Kaida awakes in her bedroom, sore and disoriented. Her room seems the same, but her medicine is missing from the bathroom cabinet. Somehow, time has gone backwards. Her field trip is weeks away, yet memories about it, the fiery crash and the cave begin to surface. Confused and wanting answers, Kaida seeks out Zeke and Joy, who share memories of the trip and the accident. Somehow, the three students have stumbled into a parallel universe and must figure out a way to get back to the reality they knew before their trip.
New York Times bestselling mystery author Faye Kellerman has teamed up with her daughter, Aliza, to co-write a creative novel that stretches the imagination. In PRISM, three teenagers are trapped in a nightmarish alternate world, where medicine and health care do not exist and sick people are left to die. This is an interesting and thought-provoking book that should appeal to teens who like to ponder "What if?"
--- Reviewed by Donna Volkenannt
I was driving from San Francisco to LA and bought Prism as an audio book so I could enjoy the drive. BIG mistake! I found the book to be boring, irritating and not worth wasting the time to listen to or read. If I had anything else to listen to, I would have never have finished the first disc.
I am a voracious reader, and read all authors, styles, and genres. There are very few that I discard before finishing,even the slow ones, but this one I could not tolerate. No longer will I automatically purchase a Faye Kellerman book without checking it out first.
If you are looking for tried and true Faye Kellerman, don't waste your time or money with Prism.
I really liked the premise of this book. We find three lost souls (aka as Zeke, Joy and Kaida are all going on a school trip, but as luck (or fate) would have it, they will be stuck together on this field trip - and end up in a cave.
That is all Kaida remembers when she wakes up in her own bed - yet, the world around her has completely changed and she can't quite get a grip on what is happening. Western medicine is now taboo and even mentioning 9-1-1 gets her in deep trouble, Kaida hooks up with Joy and Zeke and they realize that they are in a world that has completely changed in an instant - a world where only "natural" medicine is acceptable and that death is all around them. They must find a way back to their own world - but how?
The authors do a nice job of fleshing out the main characters and we get an idea, early on, of each of their strengths and weaknesses.
However, its the basic storyline that actually delivered quite a lot of suspense, especially since this is somewhat of a hot topic - "natural vs western medicines" and the growing interest in a more natural, simpler way of life. This subject is of personal interest to me actually and I thought it interesting that this type of issue would be addressed in a YA novel.

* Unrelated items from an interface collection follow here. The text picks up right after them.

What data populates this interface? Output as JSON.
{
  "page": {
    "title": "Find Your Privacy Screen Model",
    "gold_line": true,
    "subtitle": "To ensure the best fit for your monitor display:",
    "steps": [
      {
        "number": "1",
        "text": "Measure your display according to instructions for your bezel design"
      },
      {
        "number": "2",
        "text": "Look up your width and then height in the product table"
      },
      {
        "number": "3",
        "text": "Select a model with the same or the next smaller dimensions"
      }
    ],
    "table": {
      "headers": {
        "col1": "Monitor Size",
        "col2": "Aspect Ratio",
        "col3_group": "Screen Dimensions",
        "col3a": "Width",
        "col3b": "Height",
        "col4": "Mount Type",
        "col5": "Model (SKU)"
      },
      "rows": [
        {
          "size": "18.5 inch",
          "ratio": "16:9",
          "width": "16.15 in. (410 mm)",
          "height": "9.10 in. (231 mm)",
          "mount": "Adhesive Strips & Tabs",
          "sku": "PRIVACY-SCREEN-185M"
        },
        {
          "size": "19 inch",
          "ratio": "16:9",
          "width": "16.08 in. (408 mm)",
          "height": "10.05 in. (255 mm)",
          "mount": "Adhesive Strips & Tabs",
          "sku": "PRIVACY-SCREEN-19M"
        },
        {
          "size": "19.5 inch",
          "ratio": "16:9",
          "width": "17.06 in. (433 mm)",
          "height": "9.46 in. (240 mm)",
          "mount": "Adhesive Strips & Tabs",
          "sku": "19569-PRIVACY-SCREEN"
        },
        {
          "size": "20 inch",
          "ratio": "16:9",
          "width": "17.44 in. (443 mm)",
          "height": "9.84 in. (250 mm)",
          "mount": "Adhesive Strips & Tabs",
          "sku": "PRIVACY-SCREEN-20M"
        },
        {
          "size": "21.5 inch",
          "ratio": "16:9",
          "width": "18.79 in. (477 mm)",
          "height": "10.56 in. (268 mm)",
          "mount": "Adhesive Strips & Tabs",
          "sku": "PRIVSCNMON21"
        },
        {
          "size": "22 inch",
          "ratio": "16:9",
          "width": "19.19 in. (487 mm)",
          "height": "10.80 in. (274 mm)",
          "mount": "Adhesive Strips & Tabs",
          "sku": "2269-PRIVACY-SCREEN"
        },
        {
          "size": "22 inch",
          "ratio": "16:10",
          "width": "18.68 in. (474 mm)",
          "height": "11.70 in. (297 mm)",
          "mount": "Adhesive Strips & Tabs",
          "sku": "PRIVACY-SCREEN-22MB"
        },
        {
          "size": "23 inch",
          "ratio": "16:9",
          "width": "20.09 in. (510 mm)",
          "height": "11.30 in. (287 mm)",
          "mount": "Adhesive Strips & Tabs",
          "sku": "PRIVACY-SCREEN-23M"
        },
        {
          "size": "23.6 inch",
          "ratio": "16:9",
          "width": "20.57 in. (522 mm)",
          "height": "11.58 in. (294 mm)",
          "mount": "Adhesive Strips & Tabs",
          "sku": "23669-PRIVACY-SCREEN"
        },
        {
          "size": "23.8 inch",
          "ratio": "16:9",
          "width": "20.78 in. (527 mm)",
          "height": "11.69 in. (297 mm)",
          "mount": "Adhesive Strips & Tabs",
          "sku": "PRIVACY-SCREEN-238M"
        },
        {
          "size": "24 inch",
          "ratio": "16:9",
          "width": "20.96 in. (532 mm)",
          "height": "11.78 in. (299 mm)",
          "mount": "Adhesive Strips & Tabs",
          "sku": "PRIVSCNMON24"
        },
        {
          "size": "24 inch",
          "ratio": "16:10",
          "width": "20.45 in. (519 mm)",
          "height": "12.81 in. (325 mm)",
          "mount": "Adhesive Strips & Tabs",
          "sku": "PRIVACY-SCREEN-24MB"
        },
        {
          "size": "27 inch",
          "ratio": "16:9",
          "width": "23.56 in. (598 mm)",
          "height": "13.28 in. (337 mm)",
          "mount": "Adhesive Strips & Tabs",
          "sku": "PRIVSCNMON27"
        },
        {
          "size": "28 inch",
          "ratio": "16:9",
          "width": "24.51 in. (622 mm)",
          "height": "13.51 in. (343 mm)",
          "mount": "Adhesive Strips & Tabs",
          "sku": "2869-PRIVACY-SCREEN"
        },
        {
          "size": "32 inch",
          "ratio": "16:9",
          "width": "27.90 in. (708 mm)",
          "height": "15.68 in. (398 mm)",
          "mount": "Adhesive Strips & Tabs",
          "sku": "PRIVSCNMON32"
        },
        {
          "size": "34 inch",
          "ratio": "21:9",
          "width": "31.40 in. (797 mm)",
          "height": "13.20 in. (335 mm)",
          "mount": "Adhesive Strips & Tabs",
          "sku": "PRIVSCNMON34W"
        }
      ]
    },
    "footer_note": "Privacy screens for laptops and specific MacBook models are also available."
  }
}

What removed from the enjoyment for me a little bit (and that is where the 3 stars come in) is that I find the set up was not really all that well done. I am not clear as to why western medicines could not be incorporated into the storyline as a secondary means of treating the illness. There is such a hatred directed towards this philosophy, but yet the authors did not do a great job, in my opinion, of explaining or even convincing me of their arguments against the whole western medicine thing - especially as people are dying.
It felt to me as though there was a piece of storyline or informatin missing and I felt it as a thread throughout most of the book.
Most Recent Customer Reviews
of f kellermans best.
Very confusing and hard to follow
would not recommend.